Myth: Cuban Socialism is Homophobic and Sexually Repressive
This, sadly, was true for many years; but it is no longer. Vilma Espin’s daughter, Mariela Castro, now heads a government organization called CENESEX, which advocates for LGBT rights and endeavors to sexually educate the people of Cuba. In recent news, a transexual was elected to the Cuban general assembly, showing of the progress being made by CENESEX (http://www.guardian.co.uk/world/2012/nov/18/cuban-transsexual-adela-hernandez-elected). Fidel Castro even publicly declared that his homophobic policies were wrong and misguided. On my return from Cuba I will have much more information on this as I will be visiting CENESEX headquarters and speaking with Mariela Castro.
Myth: The Cuban Revolution created Gulags and Executed Tens of Thousands
This is a classic case of trotskyists and anti-communists importing Soviet Myths to every other case of implemented 20th century socialism. Conservative scholars list the highest population of political prisoners at 20,000 immediately after the revolution and the number of executions at about 5,000 people. I am not interested in a body count, but suffice to say more soldiers have been uselessly thrown to their deaths in Iraq and Afghanistan than were killed by revolutionary tribunals in Cuba, and there have been more causalities in terrorism committed against Cuba by american-tolerated terrorists from Miami than the 5,000 (if we are to believe such an estimate) executed. A historical study of revolutions, including all of the Bourgeois Revolutions, will note the relative tepidness of the violence in the Cuban Revolution. It is perhaps for this reason that Trotskyists and anti-communists must import myths. Today, less than 1,000 people are in prison for political reasons according to conservative scholars, it could be even less.
It’s worth noting that Cuba has consistently offered to free American spies imprisoned in Cuba for the freedom of the Cuban Five, counter-intelligence agents fraudulently imprisoned for defending their country, and the US has refused.
To be Continued…
There are many more myths about the cuban people’s revolution. I will return to the topic once I have seen the country for myself. I will do several write ups on sexual education, LGBT rights and the comparison being drawn between the NEP and the new Cuban experiement.
La Lucha Continua
Abrahams, Harlan, and Arturo Lopez-Levy. Raúl Castro and the New Cuba: A Close-up View of Change. Jefferson, NC: McFarland &, 2011. Print.
Brouwer, Steve. Revolutionary Doctors: How Venezuela and Cuba Are Changing the World’s Conception of Health Care. New York: Monthly Review, 2011. Print.
Carnoy, Martin, Amber K. Gove, and Jeffery H. Marshall. Cuba’s Academic Advantage: Why Students in Cuba Do Better in School. Stanford, CA: Stanford UP, 2007. Print.
Koppel, Martín, and Mary-Alice Waters. The Cuban Five: Who They Are, Why They Were Framed, Why They Should Be Free. New York: Pathfinder, 2012. Print.
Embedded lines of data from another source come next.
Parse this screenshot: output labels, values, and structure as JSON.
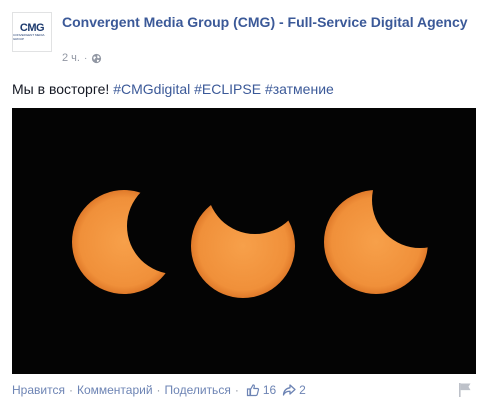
{
  "post": {
    "page_name": "Convergent Media Group (CMG) - Full-Service Digital Agency",
    "avatar": {
      "logo_main": "CMG",
      "logo_sub": "convergent media group"
    },
    "time": "2 ч.",
    "text_prefix": "Мы в восторге!",
    "hashtags": [
      "#CMGdigital",
      "#ECLIPSE",
      "#затмение"
    ],
    "image": {
      "subject": "three partial solar eclipse phases on black sky",
      "colors": {
        "sky": "#040404",
        "sun": "#f0903a"
      }
    }
  },
  "actions": {
    "like": "Нравится",
    "comment": "Комментарий",
    "share": "Поделиться",
    "likes_count": "16",
    "shares_count": "2"
  },
  "colors": {
    "link": "#3b5998",
    "muted": "#9197a3",
    "action": "#6d84b4"
  }
}
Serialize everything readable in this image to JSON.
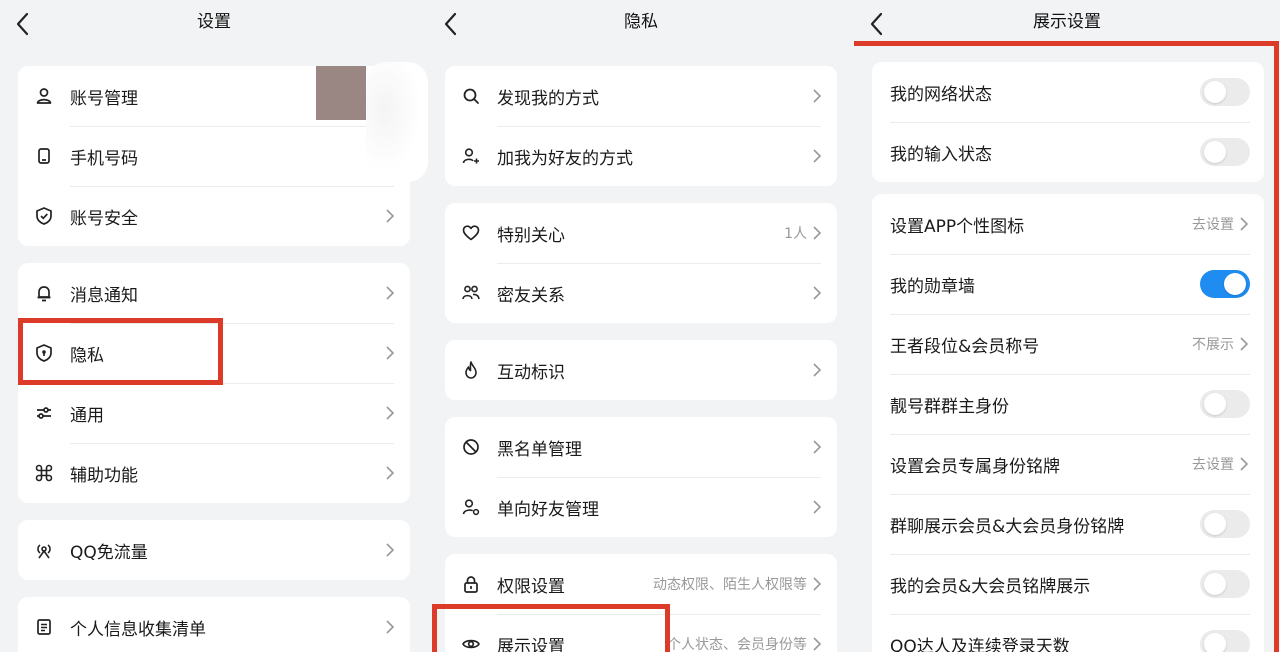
{
  "colors": {
    "accent": "#1e8cf0",
    "highlight": "#dd3b2a"
  },
  "panel1": {
    "title": "设置",
    "group1": [
      "账号管理",
      "手机号码",
      "账号安全"
    ],
    "group2": [
      "消息通知",
      "隐私",
      "通用",
      "辅助功能"
    ],
    "group3": [
      "QQ免流量"
    ],
    "group4": [
      "个人信息收集清单"
    ]
  },
  "panel2": {
    "title": "隐私",
    "group1": [
      "发现我的方式",
      "加我为好友的方式"
    ],
    "group2": [
      "特别关心",
      "密友关系"
    ],
    "special_care_value": "1人",
    "group3": [
      "互动标识"
    ],
    "group4": [
      "黑名单管理",
      "单向好友管理"
    ],
    "group5": [
      "权限设置",
      "展示设置"
    ],
    "permission_value": "动态权限、陌生人权限等",
    "display_value": "个人状态、会员身份等"
  },
  "panel3": {
    "title": "展示设置",
    "group1": [
      {
        "label": "我的网络状态",
        "toggle": false
      },
      {
        "label": "我的输入状态",
        "toggle": false
      }
    ],
    "group2": [
      {
        "label": "设置APP个性图标",
        "value": "去设置"
      },
      {
        "label": "我的勋章墙",
        "toggle": true
      },
      {
        "label": "王者段位&会员称号",
        "value": "不展示"
      },
      {
        "label": "靓号群群主身份",
        "toggle": false
      },
      {
        "label": "设置会员专属身份铭牌",
        "value": "去设置"
      },
      {
        "label": "群聊展示会员&大会员身份铭牌",
        "toggle": false
      },
      {
        "label": "我的会员&大会员铭牌展示",
        "toggle": false
      },
      {
        "label": "QQ达人及连续登录天数",
        "toggle": false
      }
    ]
  }
}
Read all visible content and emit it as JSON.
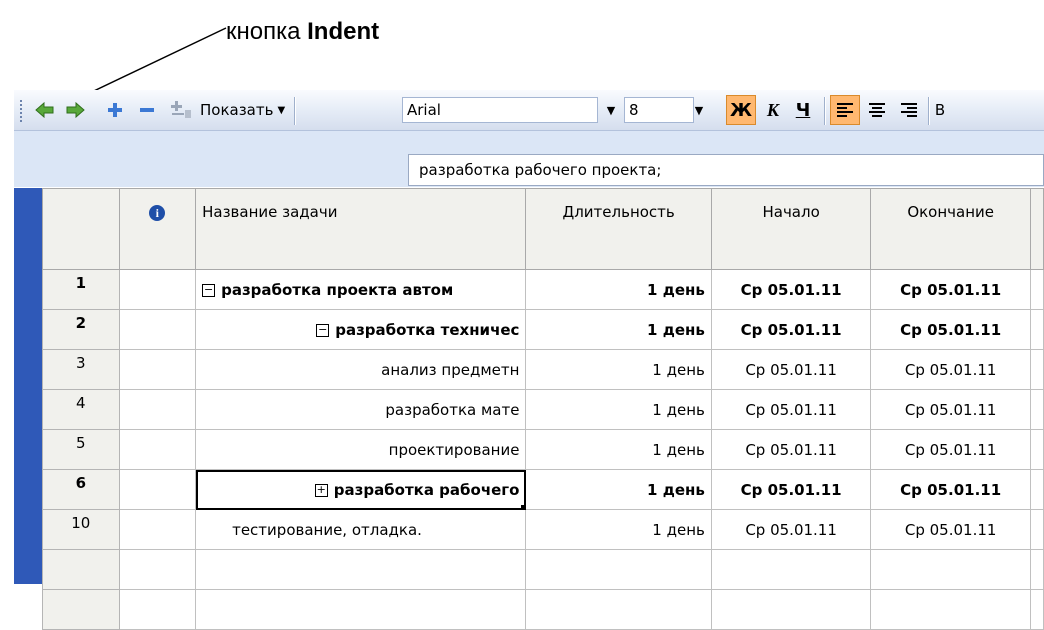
{
  "annotation": {
    "prefix": "кнопка ",
    "bold": "Indent"
  },
  "toolbar": {
    "outdent_icon": "green-left-arrow-icon",
    "indent_icon": "green-right-arrow-icon",
    "show_subtasks_icon": "plus-icon",
    "hide_subtasks_icon": "minus-icon",
    "show_label": "Показать",
    "font_name": "Arial",
    "font_size": "8",
    "bold_label": "Ж",
    "italic_label": "К",
    "underline_label": "Ч",
    "cut_label": "В",
    "colors": {
      "active_format": "#ffb870",
      "toolbar_bg": "#e4ebf6"
    }
  },
  "entry_bar": {
    "value": "разработка рабочего проекта;"
  },
  "grid": {
    "headers": {
      "info": "info-icon",
      "name": "Название задачи",
      "duration": "Длительность",
      "start": "Начало",
      "finish": "Окончание"
    },
    "rows": [
      {
        "id": "1",
        "name": "разработка проекта автом",
        "duration": "1 день",
        "start": "Ср 05.01.11",
        "finish": "Ср 05.01.11"
      },
      {
        "id": "2",
        "name": "разработка техничес",
        "duration": "1 день",
        "start": "Ср 05.01.11",
        "finish": "Ср 05.01.11"
      },
      {
        "id": "3",
        "name": "анализ предметн",
        "duration": "1 день",
        "start": "Ср 05.01.11",
        "finish": "Ср 05.01.11"
      },
      {
        "id": "4",
        "name": "разработка мате",
        "duration": "1 день",
        "start": "Ср 05.01.11",
        "finish": "Ср 05.01.11"
      },
      {
        "id": "5",
        "name": "проектирование",
        "duration": "1 день",
        "start": "Ср 05.01.11",
        "finish": "Ср 05.01.11"
      },
      {
        "id": "6",
        "name": "разработка рабочего",
        "duration": "1 день",
        "start": "Ср 05.01.11",
        "finish": "Ср 05.01.11"
      },
      {
        "id": "10",
        "name": "тестирование, отладка.",
        "duration": "1 день",
        "start": "Ср 05.01.11",
        "finish": "Ср 05.01.11"
      }
    ]
  }
}
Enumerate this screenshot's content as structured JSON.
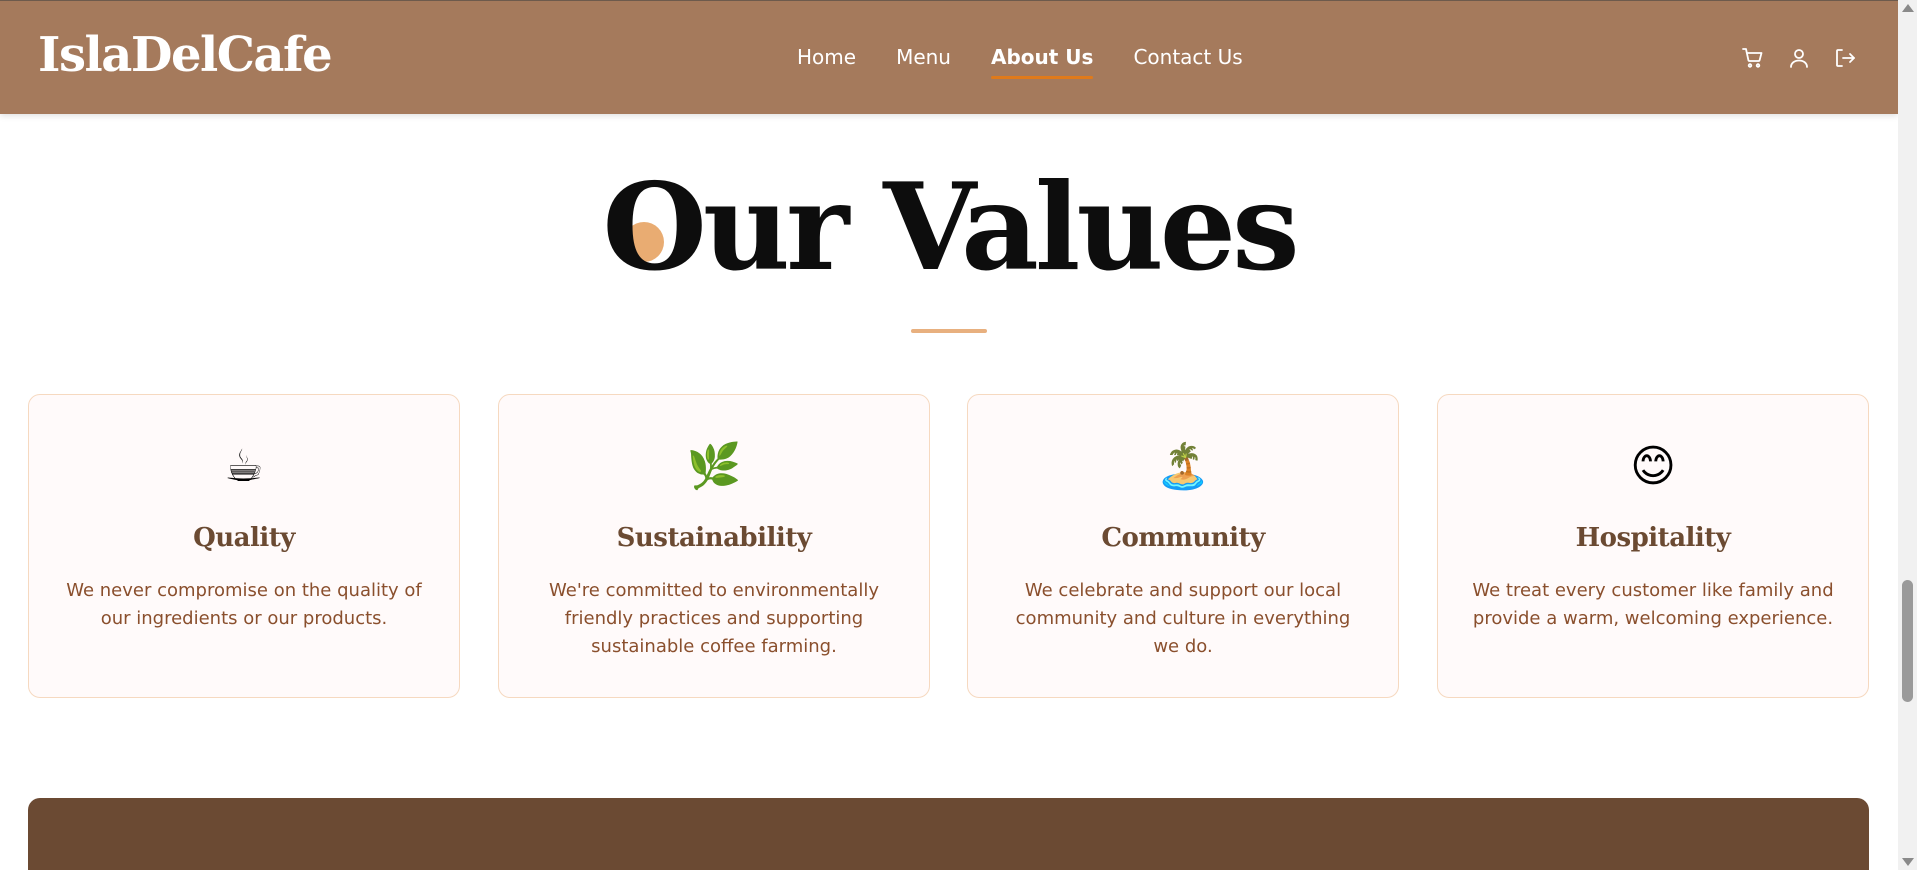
{
  "header": {
    "logo": "IslaDelCafe",
    "nav": [
      {
        "label": "Home",
        "active": false
      },
      {
        "label": "Menu",
        "active": false
      },
      {
        "label": "About Us",
        "active": true
      },
      {
        "label": "Contact Us",
        "active": false
      }
    ],
    "icons": [
      "cart-icon",
      "user-icon",
      "logout-icon"
    ]
  },
  "values": {
    "title": "Our Values",
    "cards": [
      {
        "icon": "☕",
        "icon_name": "coffee-cup-icon",
        "title": "Quality",
        "text": "We never compromise on the quality of our ingredients or our products."
      },
      {
        "icon": "🌿",
        "icon_name": "herb-leaf-icon",
        "title": "Sustainability",
        "text": "We're committed to environmentally friendly practices and supporting sustainable coffee farming."
      },
      {
        "icon": "🏝️",
        "icon_name": "island-palm-icon",
        "title": "Community",
        "text": "We celebrate and support our local community and culture in everything we do."
      },
      {
        "icon": "😊",
        "icon_name": "smiling-face-icon",
        "title": "Hospitality",
        "text": "We treat every customer like family and provide a warm, welcoming experience."
      }
    ]
  },
  "colors": {
    "header_bg": "#a57a5c",
    "accent": "#e9ac72",
    "nav_active_underline": "#e07a1a",
    "card_title": "#6b4a32",
    "card_text": "#8a4f2d",
    "bottom_band": "#6b4a33"
  }
}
MacDonald, Theodore H. The Education Revolution: Cuba’s Alternative to Neoliberalism. Croydon: Manifeston in Association with the National Union of Teachers, 2009. Print.
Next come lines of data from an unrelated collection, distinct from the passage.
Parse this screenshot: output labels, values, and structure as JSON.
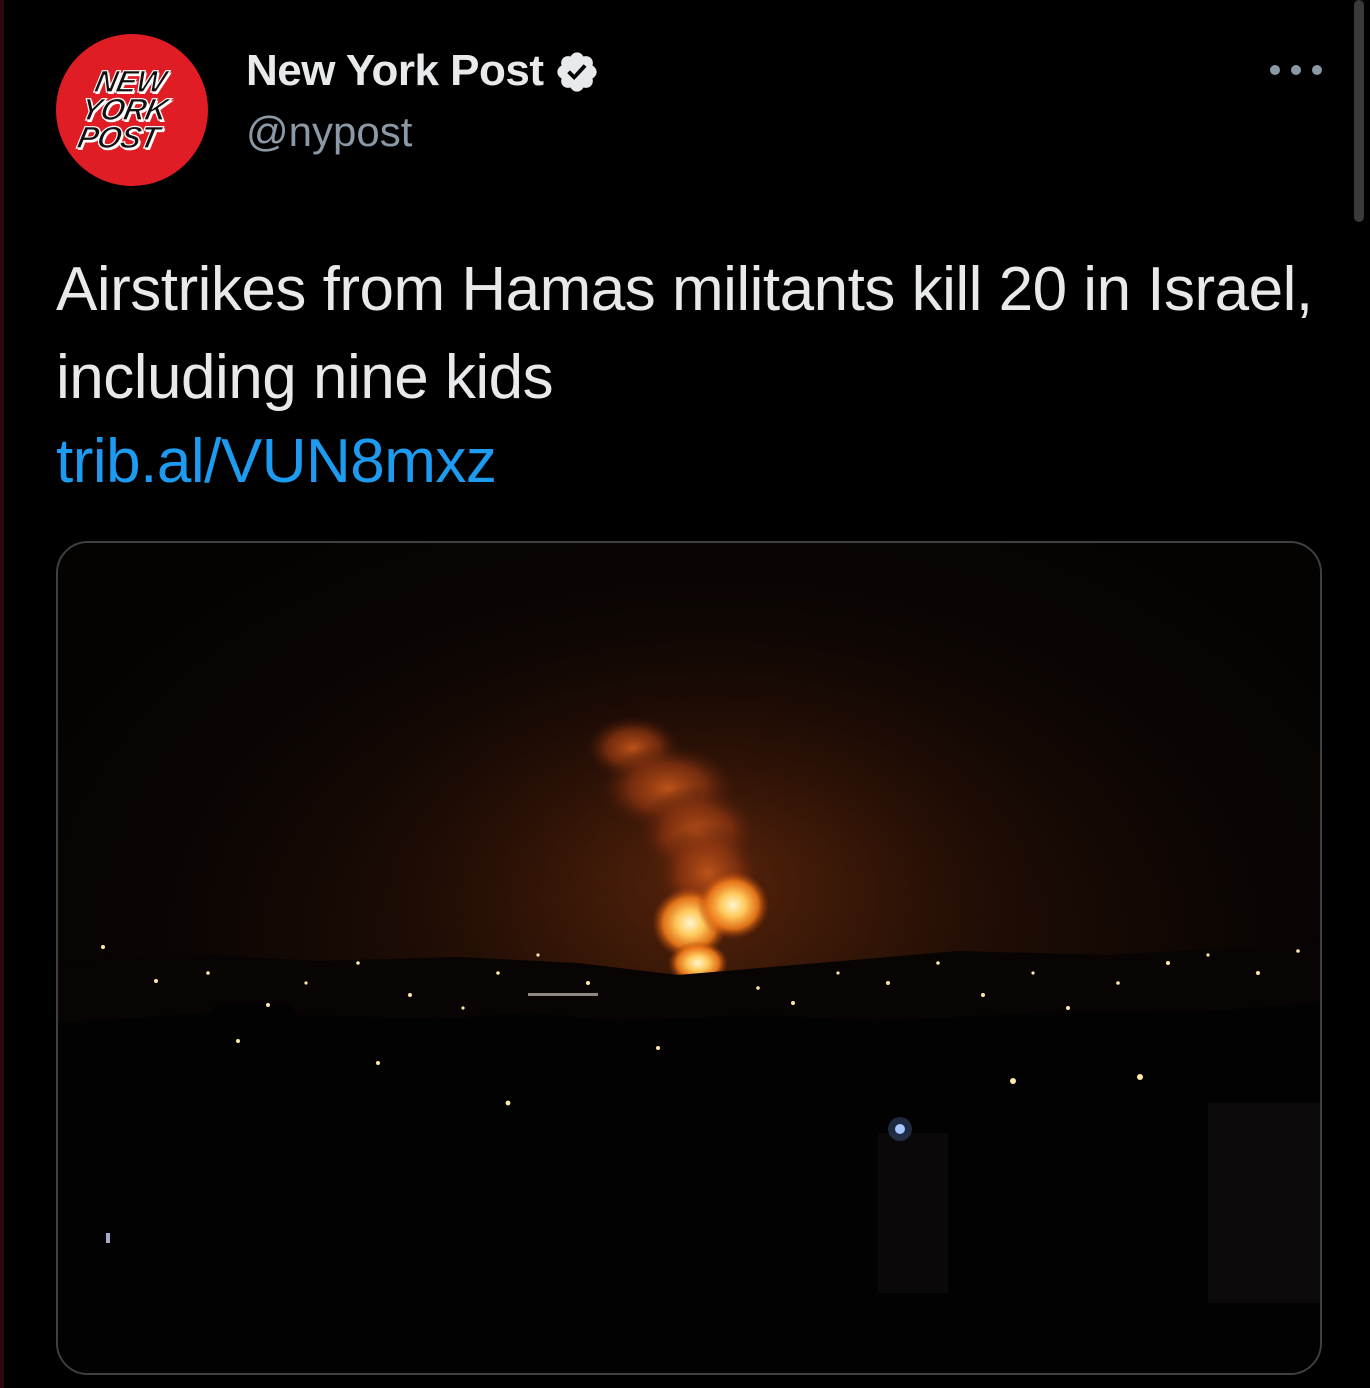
{
  "tweet": {
    "avatar": {
      "logo_lines": [
        "NEW",
        "YORK",
        "POST"
      ],
      "background_color": "#e01d24"
    },
    "author": {
      "display_name": "New York Post",
      "handle": "@nypost",
      "verified": true
    },
    "text": "Airstrikes from Hamas militants kill 20 in Israel, including nine kids",
    "link": "trib.al/VUN8mxz",
    "media": {
      "type": "photo",
      "subject": "night-explosion-over-city"
    },
    "icons": {
      "verified": "verified-badge-icon",
      "more": "more-options-icon"
    }
  },
  "colors": {
    "background": "#000000",
    "primary_text": "#e7e9ea",
    "secondary_text": "#8b98a5",
    "link": "#1d9bf0",
    "card_border": "#3e4144"
  }
}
Sweig, Julia. Cuba: What Everyone Needs to Know. Oxford: Oxford UP, 2009. Print.
Wolf, Eric R. Peasant Wars of the Twentieth Century. New York: Harper & Row, 1969. Print.